Economics at your fingertips  
 

Valuing malaria morbidity: Results from a global metaanalysis

Mehmet Kutluay and Richard Tol ()

Working Paper Series from Department of Economics, University of Sussex Business School

Abstract: The risk of malaria transmission worldwide is expected to increase with climate change. In order to estimate the welfare implications, we analyse the factors that explain willingness to pay to avoid malaria morbidity using a meta-analysis. We compare multiple regression models via a cross-validation exercise to assess best fit, the first in the meta-analysis literature to do so. Weighted random effects gives best fit. Confirming previous studies, we find that revealed preferences are significantly lower than stated preferences; and that there is no significant difference in the willingness to pay for policies that prevent (pre-morbidity) or treat malaria (post-morbidity). We add two new results to the morbidity literature. 1) Age has a non-linear impact on mean willingness to pay and 2) willingness to pay decreases if malaria policies target communities instead of individual households.

Keywords: Malaria; Meta-analysis; Willingness-to-pay; Morbidity; Stated Preferences (search for similar items in EconPapers)
JEL-codes: I10 (search for similar items in EconPapers)
Date: 2015-05
New Economics Papers: this item is included in nep-dcm, nep-env and nep-hea
References: View references in EconPapers View complete reference list from CitEc
Citations: View citations in EconPapers (2) Track citations by RSS feed

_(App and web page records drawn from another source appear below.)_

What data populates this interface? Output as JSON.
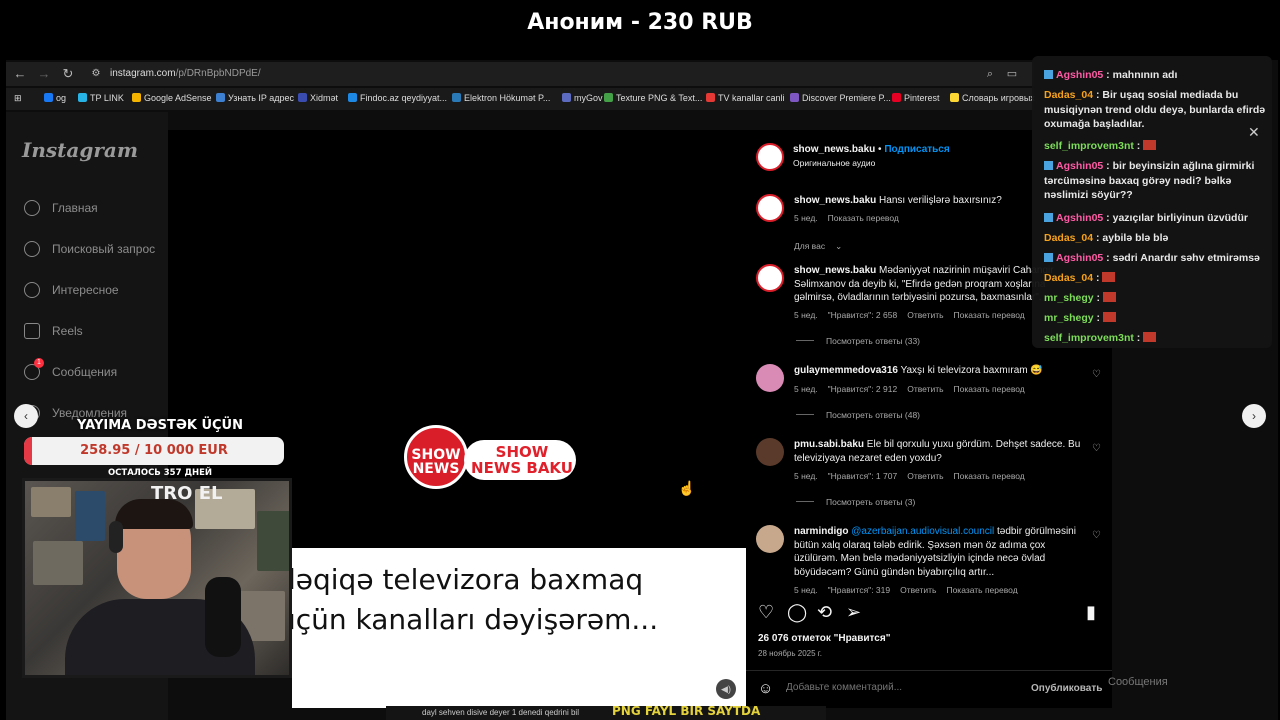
{
  "stream": {
    "donor_banner": "Аноним - 230 RUB",
    "donate": {
      "title": "YAYIMA DƏSTƏK ÜÇÜN",
      "amount": "258.95 / 10 000 EUR",
      "progress_fraction": 0.0259,
      "days_left": "ОСТАЛОСЬ 357 ДНЕЙ"
    },
    "webcam_poster": "TRO EL"
  },
  "browser": {
    "url_domain": "instagram.com",
    "url_path": "/p/DRnBpbNDPdE/",
    "bookmarks": [
      {
        "label": "og",
        "color": "#1877f2"
      },
      {
        "label": "TP LINK",
        "color": "#27b3e6"
      },
      {
        "label": "Google AdSense",
        "color": "#f4b400"
      },
      {
        "label": "Узнать IP адрес",
        "color": "#3d7fd1"
      },
      {
        "label": "Xidmət",
        "color": "#3a4cb0"
      },
      {
        "label": "Findoc.az qeydiyyat...",
        "color": "#1e88e5"
      },
      {
        "label": "Elektron Hökumət P...",
        "color": "#2a7ab8"
      },
      {
        "label": "myGov",
        "color": "#5c6bc0"
      },
      {
        "label": "Texture PNG & Text...",
        "color": "#43a047"
      },
      {
        "label": "TV kanallar canli",
        "color": "#e53935"
      },
      {
        "label": "Discover Premiere P...",
        "color": "#7e57c2"
      },
      {
        "label": "Pinterest",
        "color": "#e60023"
      },
      {
        "label": "Словарь игровых",
        "color": "#fdd835"
      }
    ]
  },
  "instagram": {
    "logo": "Instagram",
    "nav": [
      "Главная",
      "Поисковый запрос",
      "Интересное",
      "Reels",
      "Сообщения",
      "Уведомления"
    ],
    "messages_badge": "1",
    "video": {
      "logo_show": "SHOW NEWS",
      "logo_brand": "SHOW NEWS BAKU",
      "caption_line1": "dəqiqə televizora baxmaq",
      "caption_line2": "üçün kanalları dəyişərəm..."
    },
    "post": {
      "author": "show_news.baku",
      "follow": "Подписаться",
      "audio": "Оригинальное аудио",
      "caption": "Hansı verilişlərə baxırsınız?",
      "caption_age": "5 нед.",
      "translate": "Показать перевод",
      "for_you": "Для вас",
      "comments": [
        {
          "user": "show_news.baku",
          "text": "Mədəniyyət nazirinin müşaviri Cahangir Səlimxanov da deyib ki, \"Efirdə gedən proqram xoşlarına gəlmirsə, övladlarının tərbiyəsini pozursa, baxmasınlar\".",
          "age": "5 нед.",
          "likes": "\"Нравится\": 2 658",
          "reply": "Ответить",
          "translate": "Показать перевод",
          "replies": "Посмотреть ответы (33)"
        },
        {
          "user": "gulaymemmedova316",
          "text": "Yaxşı ki televizora baxmıram 😅",
          "age": "5 нед.",
          "likes": "\"Нравится\": 2 912",
          "reply": "Ответить",
          "translate": "Показать перевод",
          "replies": "Посмотреть ответы (48)"
        },
        {
          "user": "pmu.sabi.baku",
          "text": "Ele bil qorxulu yuxu gördüm. Dehşet sadece. Bu televiziyaya nezaret eden yoxdu?",
          "age": "5 нед.",
          "likes": "\"Нравится\": 1 707",
          "reply": "Ответить",
          "translate": "Показать перевод",
          "replies": "Посмотреть ответы (3)"
        },
        {
          "user": "narmindigo",
          "mention": "@azerbaijan.audiovisual.council",
          "text": "tədbir görülməsini bütün xalq olaraq tələb edirik. Şəxsən mən öz adıma çox üzülürəm. Mən belə mədəniyyətsizliyin içində necə övlad böyüdəcəm? Günü gündən biyabırçılıq artır...",
          "age": "5 нед.",
          "likes": "\"Нравится\": 319",
          "reply": "Ответить",
          "translate": "Показать перевод"
        }
      ],
      "likes_total": "26 076 отметок \"Нравится\"",
      "date": "28 ноябрь 2025 г.",
      "comment_placeholder": "Добавьте комментарий...",
      "publish": "Опубликовать"
    },
    "bg_messages": "Сообщения"
  },
  "chat": [
    {
      "user": "Agshin05",
      "color": "#ff5aa5",
      "text": "mahnının adı",
      "icon": true
    },
    {
      "user": "Dadas_04",
      "color": "#f7a21b",
      "text": "Bir uşaq sosial mediada bu musiqiynən trend oldu deyə, bunlarda efirdə oxumağa başladılar.",
      "icon": false
    },
    {
      "user": "self_improvem3nt",
      "color": "#7ddc5a",
      "text": "",
      "icon": false,
      "emote": true
    },
    {
      "user": "Agshin05",
      "color": "#ff5aa5",
      "text": "bir beyinsizin ağlına girmirki tərcüməsinə baxaq görəy nədi? bəlkə nəslimizi söyür??",
      "icon": true
    },
    {
      "user": "Agshin05",
      "color": "#ff5aa5",
      "text": "yazıçılar birliyinun üzvüdür",
      "icon": true
    },
    {
      "user": "Dadas_04",
      "color": "#f7a21b",
      "text": "aybilə blə blə",
      "icon": false
    },
    {
      "user": "Agshin05",
      "color": "#ff5aa5",
      "text": "sədri Anardır səhv etmirəmsə",
      "icon": true
    },
    {
      "user": "Dadas_04",
      "color": "#f7a21b",
      "text": "",
      "icon": false,
      "emote": true
    },
    {
      "user": "mr_shegy",
      "color": "#7ddc5a",
      "text": "",
      "icon": false,
      "emote": true
    },
    {
      "user": "mr_shegy",
      "color": "#7ddc5a",
      "text": "",
      "icon": false,
      "emote": true
    },
    {
      "user": "self_improvem3nt",
      "color": "#7ddc5a",
      "text": "",
      "icon": false,
      "emote": true
    }
  ],
  "bottom_overlay": {
    "left_text": "dayl sehven disive deyer 1 denedi qedrini bil",
    "right_text": "PNG FAYL BIR SAYTDA"
  },
  "colors": {
    "accent_blue": "#0095f6",
    "donate_red": "#e53945",
    "brand_red": "#d91e2a"
  }
}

Downloads: (external link)
http://www.sussex.ac.uk/economics/documents/wps-76-2015.pdf (application/pdf)

Related works:
Journal Article: Valuing malaria morbidity: results from a global meta-analysis (2019) Downloads
This item may be available elsewhere in EconPapers: Search for items with the same title.

Export reference: BibTeX RIS (EndNote, ProCite, RefMan) HTML/Text

Persistent link: https://EconPapers.repec.org/RePEc:sus:susewp:7615

Access Statistics for this paper

More papers in Working Paper Series from Department of Economics, University of Sussex Business School Contact information at EDIRC.
Bibliographic data for series maintained by University of Sussex Business School Communications Team ().

 
Page updated 2022-01-18
Handle: RePEc:sus:susewp:7615